◆ **WHAT IS BEING ASKED**: Your task is to copy each line of the records that includes the string "icon".

◆ **RECORDS SHOWN**:
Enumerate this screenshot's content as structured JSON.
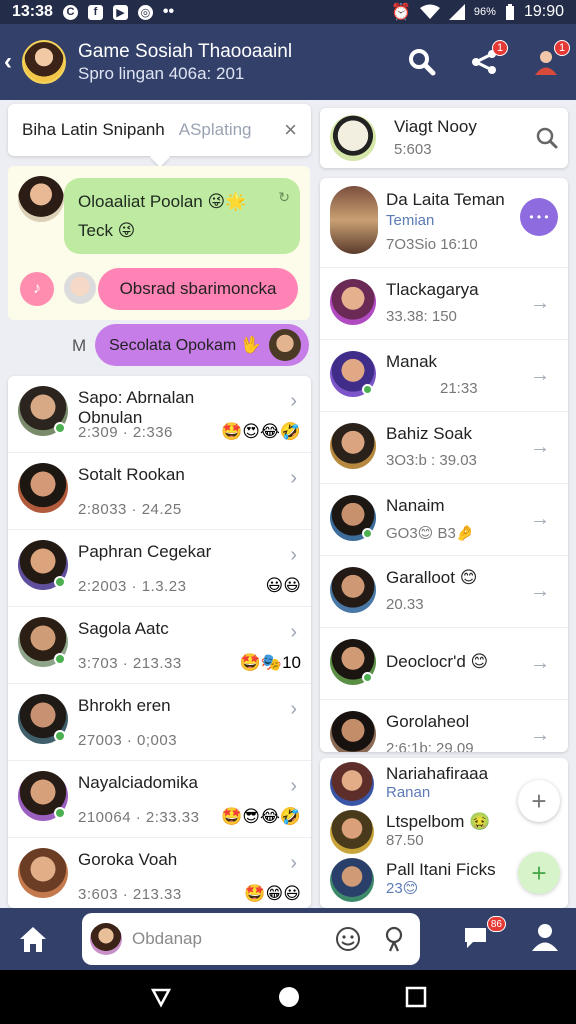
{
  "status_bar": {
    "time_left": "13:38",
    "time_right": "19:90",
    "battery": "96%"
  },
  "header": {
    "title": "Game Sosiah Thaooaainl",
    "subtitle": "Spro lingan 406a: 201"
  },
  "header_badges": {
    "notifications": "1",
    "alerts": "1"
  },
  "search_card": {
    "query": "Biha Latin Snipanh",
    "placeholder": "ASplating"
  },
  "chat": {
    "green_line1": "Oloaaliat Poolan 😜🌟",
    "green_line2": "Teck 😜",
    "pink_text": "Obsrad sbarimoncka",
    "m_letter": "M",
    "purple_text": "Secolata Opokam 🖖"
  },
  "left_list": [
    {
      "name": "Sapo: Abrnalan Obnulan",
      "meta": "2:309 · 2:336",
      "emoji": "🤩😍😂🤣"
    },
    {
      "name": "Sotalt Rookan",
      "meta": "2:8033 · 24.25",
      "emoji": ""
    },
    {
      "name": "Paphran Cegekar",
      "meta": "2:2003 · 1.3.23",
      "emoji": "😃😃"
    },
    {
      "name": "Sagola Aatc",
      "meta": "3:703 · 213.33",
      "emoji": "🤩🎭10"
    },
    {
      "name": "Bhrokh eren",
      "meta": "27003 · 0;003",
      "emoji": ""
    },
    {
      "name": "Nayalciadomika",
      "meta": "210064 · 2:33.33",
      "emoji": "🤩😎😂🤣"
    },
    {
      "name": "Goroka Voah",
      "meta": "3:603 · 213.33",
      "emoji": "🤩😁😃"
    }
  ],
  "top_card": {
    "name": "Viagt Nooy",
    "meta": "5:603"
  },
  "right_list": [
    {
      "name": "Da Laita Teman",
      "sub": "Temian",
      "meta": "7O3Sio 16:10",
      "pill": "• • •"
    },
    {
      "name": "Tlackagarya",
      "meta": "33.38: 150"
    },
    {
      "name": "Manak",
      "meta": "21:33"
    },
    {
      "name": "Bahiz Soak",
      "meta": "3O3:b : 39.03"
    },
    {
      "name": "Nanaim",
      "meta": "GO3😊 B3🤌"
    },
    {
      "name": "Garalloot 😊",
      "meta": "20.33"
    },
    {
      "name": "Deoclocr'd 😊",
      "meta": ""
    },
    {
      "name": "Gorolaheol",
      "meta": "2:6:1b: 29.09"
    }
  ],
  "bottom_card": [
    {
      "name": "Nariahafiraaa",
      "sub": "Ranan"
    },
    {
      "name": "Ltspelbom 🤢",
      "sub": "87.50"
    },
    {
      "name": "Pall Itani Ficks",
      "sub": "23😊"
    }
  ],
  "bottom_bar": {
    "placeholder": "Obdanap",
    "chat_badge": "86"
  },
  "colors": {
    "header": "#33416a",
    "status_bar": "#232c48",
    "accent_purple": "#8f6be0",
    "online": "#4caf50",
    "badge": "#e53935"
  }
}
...
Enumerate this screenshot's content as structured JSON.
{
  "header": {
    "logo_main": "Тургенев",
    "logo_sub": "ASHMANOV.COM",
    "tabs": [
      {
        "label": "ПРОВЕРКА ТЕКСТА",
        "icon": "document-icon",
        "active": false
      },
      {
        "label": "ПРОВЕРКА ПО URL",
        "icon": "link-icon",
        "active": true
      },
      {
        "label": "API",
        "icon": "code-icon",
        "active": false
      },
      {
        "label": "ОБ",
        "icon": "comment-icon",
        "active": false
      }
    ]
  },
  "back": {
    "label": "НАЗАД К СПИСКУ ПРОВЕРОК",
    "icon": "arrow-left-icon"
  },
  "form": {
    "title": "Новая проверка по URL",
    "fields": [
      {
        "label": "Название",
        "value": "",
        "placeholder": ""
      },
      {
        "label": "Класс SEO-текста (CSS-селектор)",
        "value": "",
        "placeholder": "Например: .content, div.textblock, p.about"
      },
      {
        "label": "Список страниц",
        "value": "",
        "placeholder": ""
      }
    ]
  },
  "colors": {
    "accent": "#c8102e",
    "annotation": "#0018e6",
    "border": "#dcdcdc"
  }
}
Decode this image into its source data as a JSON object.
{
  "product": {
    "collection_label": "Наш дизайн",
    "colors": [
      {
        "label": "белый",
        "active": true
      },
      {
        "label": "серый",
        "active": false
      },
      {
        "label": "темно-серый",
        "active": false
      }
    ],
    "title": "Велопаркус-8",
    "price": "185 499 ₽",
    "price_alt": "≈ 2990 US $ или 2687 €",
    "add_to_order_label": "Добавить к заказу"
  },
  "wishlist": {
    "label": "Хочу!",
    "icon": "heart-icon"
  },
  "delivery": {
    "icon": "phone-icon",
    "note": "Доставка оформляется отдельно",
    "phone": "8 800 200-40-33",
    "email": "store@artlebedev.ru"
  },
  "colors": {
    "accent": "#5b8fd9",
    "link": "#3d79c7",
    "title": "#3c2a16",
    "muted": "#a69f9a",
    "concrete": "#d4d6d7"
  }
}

◆ **WRITTEN RESPONSE**:
        "icon": "document-icon",
        "icon": "link-icon",
        "icon": "code-icon",
        "icon": "comment-icon",
    "icon": "arrow-left-icon"
    "icon": "heart-icon"
    "icon": "phone-icon",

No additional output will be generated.